Book of Basics

Distributed System

There are three core principles for distributed systems:

  1. Must have no single points of failure (SPOF)
  2. Must not have any bottlenecks at any scale (must be linearly scalable)
  3. Must leverage concurrency (MapReduce)

Together, a group of Nutanix nodes forms a distributed system (Nutanix cluster) responsible for providing the Prism and AOS capabilities. All services and components are distributed across all CVMs in a cluster to provide for high-availability and linear performance at scale.

The following figure shows an example of how these Nutanix nodes form a Nutanix cluster:

Distributed Storage Fabric Overview Nutanix Cluster - Distributed System

These techniques are also applied to metadata and data alike. By ensuring metadata and data is distributed across all nodes and all disk devices we can ensure the highest possible performance during normal data ingest and re-protection.

This enables our MapReduce Framework (Curator) to leverage the full power of the cluster to perform activities concurrently. Sample activities include that of data re-protection, compression, erasure coding, deduplication, etc.

The Nutanix cluster is designed to accommodate and remediate failure. The system will transparently handle and remediate the failure, continuing to operate as expected. The user will be alerted, but rather than being a critical time-sensitive item, any remediation (e.g. replace a failed node) can be done on the admin’s schedule.

If you need to add additional resources to your Nutanix cluster, you can scale out linearly simply by adding new nodes. With traditional 3-tier architecture, simply adding additional servers will not scale out your storage performance. However, with a hyperconverged platform like Nutanix, when you scale out with new node(s) you’re scaling out:

The following figure shows how the % of work handled by each node drastically decreases as the cluster scales:

Work Distribution - Cluster Scale Work Distribution - Cluster Scale

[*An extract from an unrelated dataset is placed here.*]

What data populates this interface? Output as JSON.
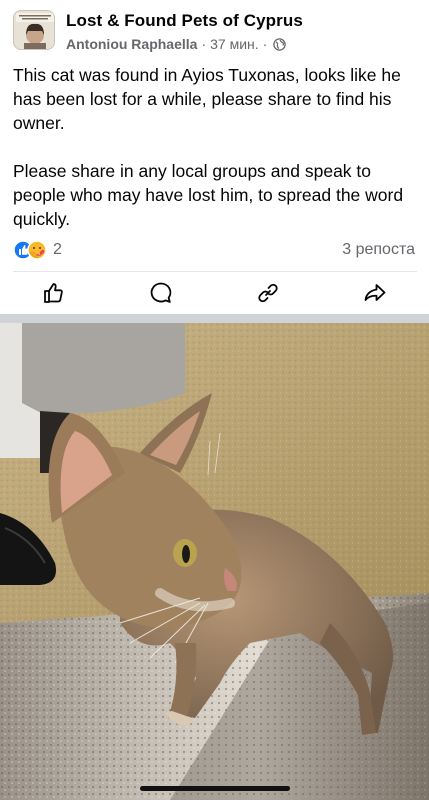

Key point: As the number of nodes in a cluster increases (cluster scaling), certain activities actually become more efficient as each node is handling only a fraction of the work.